Is it Only Chinese-made CCTV Equipment That Poses a Security Risk?

21-03-2023 | By Paul Whytock

Chinese surveillance companies Hikvision and Dahua have the lion’s share of the UK CCTV market, with over 66% of public buildings using their cameras, and that includes security-sensitive government offices. In addition to that, a majority of higher education bodies in the UK also use Chinese-made CCTV.

Are Chinese-Made CCTV Cameras a Security Risk?

So are millions of Chinese CCTV cameras viewing our daily lives? And bear in mind that many are manufactured by Chinese state-owned companies and therefore come under the control of the Chinese government.

But is it fair to say it’s only Chinese-made CCTV equipment that is a security risk to all of us? I don’t think so. CCTV cameras are not difficult to hack into, and I’ll explain that later on. 

However, The US and UK governments are concerned about possible security leaks, and our government has decided that Chinese cameras should not be used in Government run establishments.

In response to this thinking, the UK government has, in a somewhat wishy-washy way, only advised departments not to use Chinese CCTV equipment and to consider removing them from sites dealing with information of national security importance. 

Surely a better advisory would be to make the removal of CCTV cameras deemed a national security risk a mandatory requirement?

Back to my point that it is not only Chinese-manufactured CCTV equipment that could be a security risk; although, let’s face it, Chinese-made equipment could possibly supply that country’s security service with a direct listening post into the sensitive information of any country using such cameras.

The Vulnerability of CCTV Cameras to Hacking and Cyberattacks

How hackable are they?

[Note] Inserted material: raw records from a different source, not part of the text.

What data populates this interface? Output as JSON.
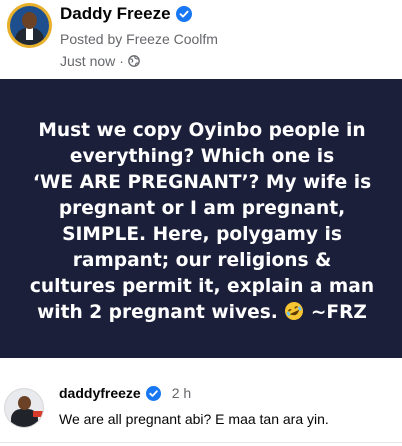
{
  "post": {
    "author": "Daddy Freeze",
    "posted_by": "Posted by Freeze Coolfm",
    "time": "Just now",
    "separator": "·",
    "privacy_icon": "globe-icon"
  },
  "image": {
    "line1": "Must we copy Oyinbo people in",
    "line2": "everything? Which one is",
    "line3": "‘WE ARE PREGNANT’? My wife is",
    "line4": "pregnant or I am pregnant,",
    "line5": "SIMPLE. Here, polygamy is",
    "line6": "rampant; our religions &",
    "line7": "cultures permit it, explain a man",
    "line8": "with 2 pregnant wives.",
    "emoji": "rolling-on-floor-laughing-emoji",
    "signature": "~FRZ",
    "background": "#1b1f3a"
  },
  "comment": {
    "username": "daddyfreeze",
    "time": "2 h",
    "text": "We are all pregnant abi? E maa tan ara yin."
  },
  "colors": {
    "verified": "#1877f2",
    "muted": "#65676b"
  }
}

The answer, simply put, is that anything connected to the Internet can be vulnerable to hacking, but there are fundamental ways this can easily be avoided.

One of the most common lines of attack is via an IP address. Anyone wanting to break into CCTV cameras can start by simply looking for its IP address online and start logging in. But they’ll need a password. Easy. There is plenty of search engine software out there that can be used to obtain data that will allow the experimentation of possible passwords to gain system entry to the CCTV equipment itself or via the router system.

Ok, you’ll be thinking that experimenting with hundreds of different passwords is not the most efficient way of hacking into a camera. Still, the sad fact is that many CCTV systems are installed with the original default password settings, such as Admin123 are not amended to a more secure password known only to the organisation using the camera system. This half-hearted approach by operators makes life easy for hackers. 

So that’s a simple method of system entry. Others are more challenging but exist. There is a coded system that allows admin-level access. What happens here is a system code weakness is identified and exploited by hackers, but fortunately, it is very often the case that manufacturers of CCTV equipment will become aware of this and issue a software update to solve this code weakness.

However, just like the lackadaisical approach of some organisations in not changing the manufacturers’ default password code, there are plenty of camera operators that either cannot be bothered to make sure system software updates are implemented or do not have a member of staff designated to do so. 

It is fair to say this command code hacking approach was exploited in certain Chinese-manufactured CCTV equipment, but it’s also fair to say the companies involved quickly issued a software patch to resolve that system vulnerability.

Another method hackers used is the “who is the operator of this equipment”. Malicious actors will search and find user IDs. They can then re-configure the user ID to suit themselves and have full control of the system. Hackers often find user ID information by searching the emails and phone numbers used by the system operator when registering new equipment installations.


Those are just three fairly simple ways of hacking into any internet-enabled CCTV equipment. As already mentioned, there is no doubt that operators of cameras that have either an apathetic or ignorant approach to protecting the security of their organisation’s cameras are meat and drink to hackers.

So if a country wants to gain access to another country’s secret security information, any CCTV can be compromised, although it’s fair to say that Chinese intelligence services will have a fuller understanding of how and what is protecting its state-manufactured systems. 


By Paul Whytock

Paul Whytock is Technology Correspondent for Electropages. He has reported extensively on the electronics industry in Europe, the United States and the Far East for over thirty years. Prior to entering journalism, he worked as a design engineer with Ford Motor Company at locations in England, Germany, Holland and Belgium.